Metrics are one of the main building blocks in the topic of observability and we use them heavily. This story is about an incident where we tried to find and resolve a problem that we saw in these metrics. We went down a rabbit hole of potential fixes, only to discover that the metrics were correct all along.
Posts about Monitoring
At trivago, we generate a huge amount of logs and we have our own custom setup for shipping logs using mostly Protocol Buffers. Eventually we end up with some fields in Elasticsearch (ES) that contain partial (or full) URLs. For instance, in our specific case we store the query component of the URL in a field called query and the path component in a field named url_path. Sample values for these fields could be:
tl;dr: continuously monitor your CDN and origin servers on layer 3 with tools like MTR. Layer 3 issues on external middleware can have a significant impact on layer 7 web performance. In a recent rollout of a new cloud service, we monitored the impact of this service on web performance, UX and business metrics. For all cloud regions and origin servers, we had Synthetic and Real User Monitoring for our site in place.
Hello from trivago’s performance & monitoring team.

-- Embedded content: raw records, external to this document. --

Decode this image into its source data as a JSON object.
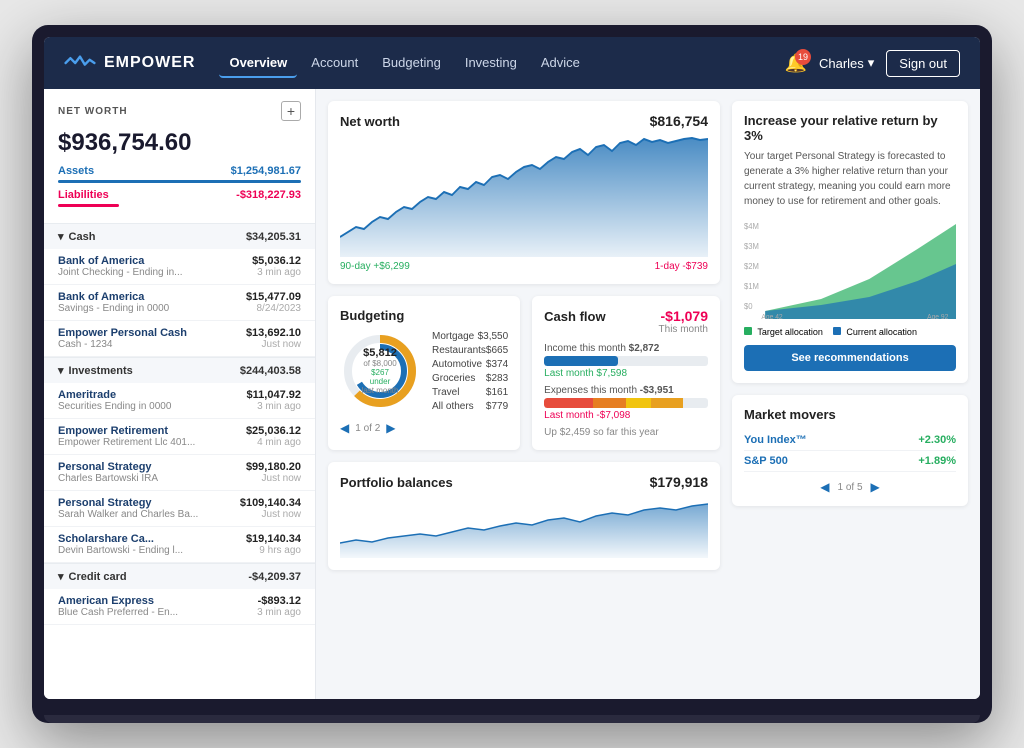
{
  "app": {
    "title": "EMPOWER"
  },
  "navbar": {
    "links": [
      {
        "label": "Overview",
        "active": true
      },
      {
        "label": "Account",
        "active": false
      },
      {
        "label": "Budgeting",
        "active": false
      },
      {
        "label": "Investing",
        "active": false
      },
      {
        "label": "Advice",
        "active": false
      }
    ],
    "bell_count": "19",
    "user": "Charles",
    "signout": "Sign out"
  },
  "sidebar": {
    "net_worth_label": "NET WORTH",
    "net_worth_value": "$936,754.60",
    "assets_label": "Assets",
    "assets_value": "$1,254,981.67",
    "liabilities_label": "Liabilities",
    "liabilities_value": "-$318,227.93",
    "sections": [
      {
        "name": "Cash",
        "total": "$34,205.31",
        "accounts": [
          {
            "name": "Bank of America",
            "value": "$5,036.12",
            "desc": "Joint Checking - Ending in...",
            "time": "3 min ago"
          },
          {
            "name": "Bank of America",
            "value": "$15,477.09",
            "desc": "Savings - Ending in 0000",
            "time": "8/24/2023"
          },
          {
            "name": "Empower Personal Cash",
            "value": "$13,692.10",
            "desc": "Cash - 1234",
            "time": "Just now"
          }
        ]
      },
      {
        "name": "Investments",
        "total": "$244,403.58",
        "accounts": [
          {
            "name": "Ameritrade",
            "value": "$11,047.92",
            "desc": "Securities Ending in 0000",
            "time": "3 min ago"
          },
          {
            "name": "Empower Retirement",
            "value": "$25,036.12",
            "desc": "Empower Retirement Llc 401...",
            "time": "4 min ago"
          },
          {
            "name": "Personal Strategy",
            "value": "$99,180.20",
            "desc": "Charles Bartowski IRA",
            "time": "Just now"
          },
          {
            "name": "Personal Strategy",
            "value": "$109,140.34",
            "desc": "Sarah Walker and Charles Ba...",
            "time": "Just now"
          },
          {
            "name": "Scholarshare Ca...",
            "value": "$19,140.34",
            "desc": "Devin Bartowski - Ending l...",
            "time": "9 hrs ago"
          }
        ]
      },
      {
        "name": "Credit card",
        "total": "-$4,209.37",
        "accounts": [
          {
            "name": "American Express",
            "value": "-$893.12",
            "desc": "Blue Cash Preferred - En...",
            "time": "3 min ago"
          }
        ]
      }
    ]
  },
  "networth": {
    "title": "Net worth",
    "value": "$816,754",
    "period_left": "90-day +$6,299",
    "period_right": "1-day -$739"
  },
  "budgeting": {
    "title": "Budgeting",
    "donut_amount": "$5,812",
    "donut_of": "of $8,000",
    "donut_under": "$267 under",
    "donut_last": "last month",
    "items": [
      {
        "label": "Mortgage",
        "value": "$3,550"
      },
      {
        "label": "Restaurants",
        "value": "$665"
      },
      {
        "label": "Automotive",
        "value": "$374"
      },
      {
        "label": "Groceries",
        "value": "$283"
      },
      {
        "label": "Travel",
        "value": "$161"
      },
      {
        "label": "All others",
        "value": "$779"
      }
    ],
    "page": "1 of 2"
  },
  "cashflow": {
    "title": "Cash flow",
    "value": "-$1,079",
    "subtitle": "This month",
    "income_label": "Income this month",
    "income_value": "$2,872",
    "income_last": "Last month $7,598",
    "expense_label": "Expenses this month",
    "expense_value": "-$3,951",
    "expense_last": "Last month -$7,098",
    "footer": "Up $2,459 so far this year"
  },
  "portfolio": {
    "title": "Portfolio balances",
    "value": "$179,918"
  },
  "recommendation": {
    "title": "Increase your relative return by 3%",
    "body": "Your target Personal Strategy is forecasted to generate a 3% higher relative return than your current strategy, meaning you could earn more money to use for retirement and other goals.",
    "legend_target": "Target allocation",
    "legend_current": "Current allocation",
    "age_left": "Age 42",
    "age_right": "Age 92",
    "y_labels": [
      "$4M",
      "$3M",
      "$2M",
      "$1M",
      "$0"
    ],
    "btn": "See recommendations"
  },
  "movers": {
    "title": "Market movers",
    "items": [
      {
        "name": "You Index™",
        "change": "+2.30%",
        "up": true
      },
      {
        "name": "S&P 500",
        "change": "+1.89%",
        "up": true
      }
    ],
    "page": "1 of 5"
  }
}
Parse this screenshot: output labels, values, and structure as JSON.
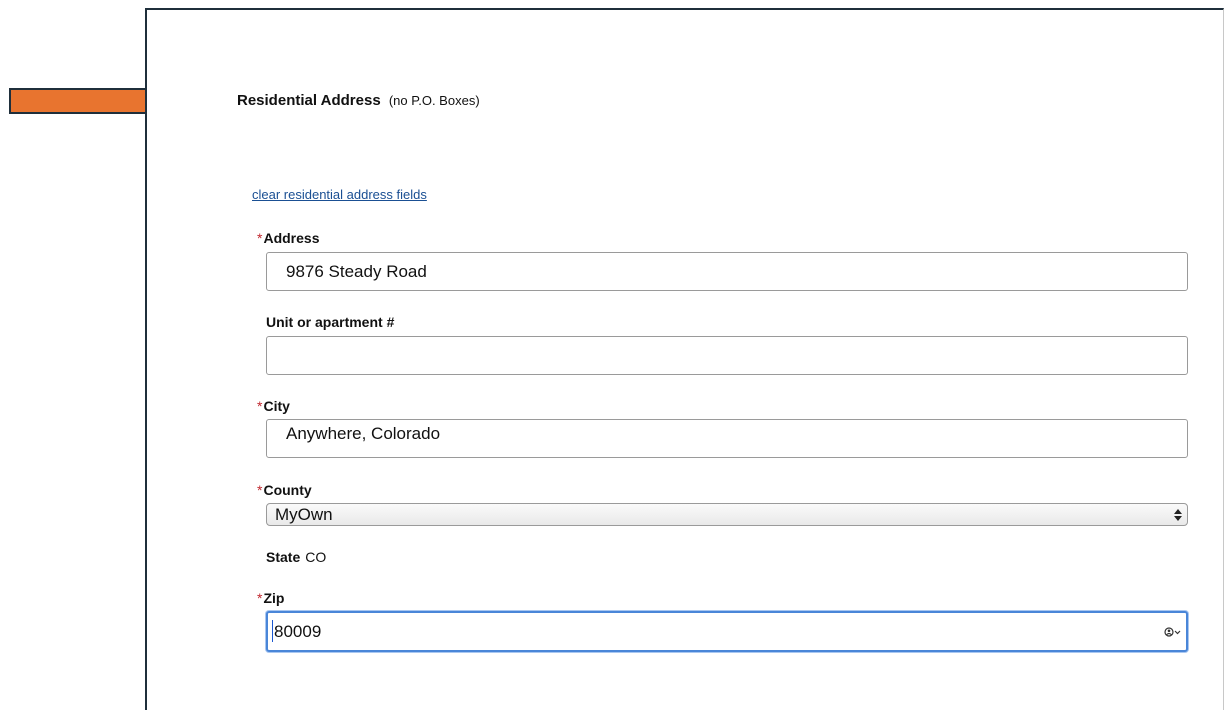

One important part of our job is to ship more than a terabyte of logs and system metrics per day, from various data sources into elasticsearch, several time series databases and other data sinks. We do so by reading most of the data from multiple Kafka clusters and processing them with nearly 100 Logstashes. Our clusters currently consists of ~30 machines running Debian 7 with bare-metal installations of the aforementioned services.
Ever heard about Microservices? Those tiny litte pieces of code that are used to split a big pile of magic into smaller pieces of magic? Well, they’re not that tiny after all and require lots of preliminary work to use them properly. Have a look at this post to hear about my journey of splitting an existing monolith written in PHP up into several microservices written in Go.
We were not as happy as we could be with out Cucumber test reporting solution - so we decided to build a new and shiny one from scratch.
We’re a data-driven company. At trivago we love measuring everything. Collecting metrics and making decisions based on them comes naturally to all our engineers. This workflow also applies to performance, which is key to succeed in the modern Internet.
At trivago we store a subset of our realtime metric data in InfluxDB and we are quite impressed by the load it can handle. Despite all the joy, we had to learn some lessons the hard way. It is pretty easy to overload the database or the web browser by executing queries that return too many datapoints.
At trivago we rely heavily on the ELK stack for our log processing. We stream our webserver access logs, error logs, performance benchmarks and all kind of diagnostic data into Kafka and process it from there into Elasticsearch using Logstash.
Tackling hard problems is like going on an adventure. Solving a technical challenge feels like finding a hidden treasure. Want to go treasure hunting with us?View all current job openings